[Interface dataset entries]
· · · ·

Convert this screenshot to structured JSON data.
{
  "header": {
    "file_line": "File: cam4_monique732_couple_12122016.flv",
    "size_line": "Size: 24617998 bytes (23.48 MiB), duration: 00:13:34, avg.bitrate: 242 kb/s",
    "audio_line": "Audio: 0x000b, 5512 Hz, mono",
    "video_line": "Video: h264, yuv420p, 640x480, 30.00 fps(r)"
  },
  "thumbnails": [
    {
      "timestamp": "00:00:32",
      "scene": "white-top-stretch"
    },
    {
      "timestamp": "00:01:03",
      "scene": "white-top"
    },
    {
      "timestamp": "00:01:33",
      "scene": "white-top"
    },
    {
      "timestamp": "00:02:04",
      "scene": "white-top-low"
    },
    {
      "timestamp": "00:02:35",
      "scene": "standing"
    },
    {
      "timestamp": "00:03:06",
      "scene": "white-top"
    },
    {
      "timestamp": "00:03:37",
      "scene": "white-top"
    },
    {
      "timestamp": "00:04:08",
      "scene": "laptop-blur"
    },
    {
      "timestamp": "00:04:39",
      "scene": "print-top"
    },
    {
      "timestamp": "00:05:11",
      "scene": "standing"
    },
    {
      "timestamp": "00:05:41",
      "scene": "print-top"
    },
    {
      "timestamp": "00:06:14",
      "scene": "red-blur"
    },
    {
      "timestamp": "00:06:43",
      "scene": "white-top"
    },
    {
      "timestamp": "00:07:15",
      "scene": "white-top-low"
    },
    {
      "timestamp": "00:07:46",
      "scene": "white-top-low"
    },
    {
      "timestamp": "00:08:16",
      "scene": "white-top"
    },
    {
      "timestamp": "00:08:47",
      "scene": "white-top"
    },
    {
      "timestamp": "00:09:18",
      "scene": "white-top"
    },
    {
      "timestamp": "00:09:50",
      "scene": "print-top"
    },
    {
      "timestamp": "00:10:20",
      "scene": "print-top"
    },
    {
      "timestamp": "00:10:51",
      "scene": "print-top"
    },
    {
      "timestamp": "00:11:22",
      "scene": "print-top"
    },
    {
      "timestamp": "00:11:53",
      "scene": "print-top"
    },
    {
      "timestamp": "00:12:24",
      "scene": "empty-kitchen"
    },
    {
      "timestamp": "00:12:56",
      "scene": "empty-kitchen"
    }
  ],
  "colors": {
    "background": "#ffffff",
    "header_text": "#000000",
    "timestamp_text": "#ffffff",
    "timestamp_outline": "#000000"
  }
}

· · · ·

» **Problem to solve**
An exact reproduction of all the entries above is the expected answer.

» **Your response**
Convert this screenshot to structured JSON data.
{
  "header": {
    "file_line": "File: cam4_monique732_couple_12122016.flv",
    "size_line": "Size: 24617998 bytes (23.48 MiB), duration: 00:13:34, avg.bitrate: 242 kb/s",
    "audio_line": "Audio: 0x000b, 5512 Hz, mono",
    "video_line": "Video: h264, yuv420p, 640x480, 30.00 fps(r)"
  },
  "thumbnails": [
    {
      "timestamp": "00:00:32",
      "scene": "white-top-stretch"
    },
    {
      "timestamp": "00:01:03",
      "scene": "white-top"
    },
    {
      "timestamp": "00:01:33",
      "scene": "white-top"
    },
    {
      "timestamp": "00:02:04",
      "scene": "white-top-low"
    },
    {
      "timestamp": "00:02:35",
      "scene": "standing"
    },
    {
      "timestamp": "00:03:06",
      "scene": "white-top"
    },
    {
      "timestamp": "00:03:37",
      "scene": "white-top"
    },
    {
      "timestamp": "00:04:08",
      "scene": "laptop-blur"
    },
    {
      "timestamp": "00:04:39",
      "scene": "print-top"
    },
    {
      "timestamp": "00:05:11",
      "scene": "standing"
    },
    {
      "timestamp": "00:05:41",
      "scene": "print-top"
    },
    {
      "timestamp": "00:06:14",
      "scene": "red-blur"
    },
    {
      "timestamp": "00:06:43",
      "scene": "white-top"
    },
    {
      "timestamp": "00:07:15",
      "scene": "white-top-low"
    },
    {
      "timestamp": "00:07:46",
      "scene": "white-top-low"
    },
    {
      "timestamp": "00:08:16",
      "scene": "white-top"
    },
    {
      "timestamp": "00:08:47",
      "scene": "white-top"
    },
    {
      "timestamp": "00:09:18",
      "scene": "white-top"
    },
    {
      "timestamp": "00:09:50",
      "scene": "print-top"
    },
    {
      "timestamp": "00:10:20",
      "scene": "print-top"
    },
    {
      "timestamp": "00:10:51",
      "scene": "print-top"
    },
    {
      "timestamp": "00:11:22",
      "scene": "print-top"
    },
    {
      "timestamp": "00:11:53",
      "scene": "print-top"
    },
    {
      "timestamp": "00:12:24",
      "scene": "empty-kitchen"
    },
    {
      "timestamp": "00:12:56",
      "scene": "empty-kitchen"
    }
  ],
  "colors": {
    "background": "#ffffff",
    "header_text": "#000000",
    "timestamp_text": "#ffffff",
    "timestamp_outline": "#000000"
  }
}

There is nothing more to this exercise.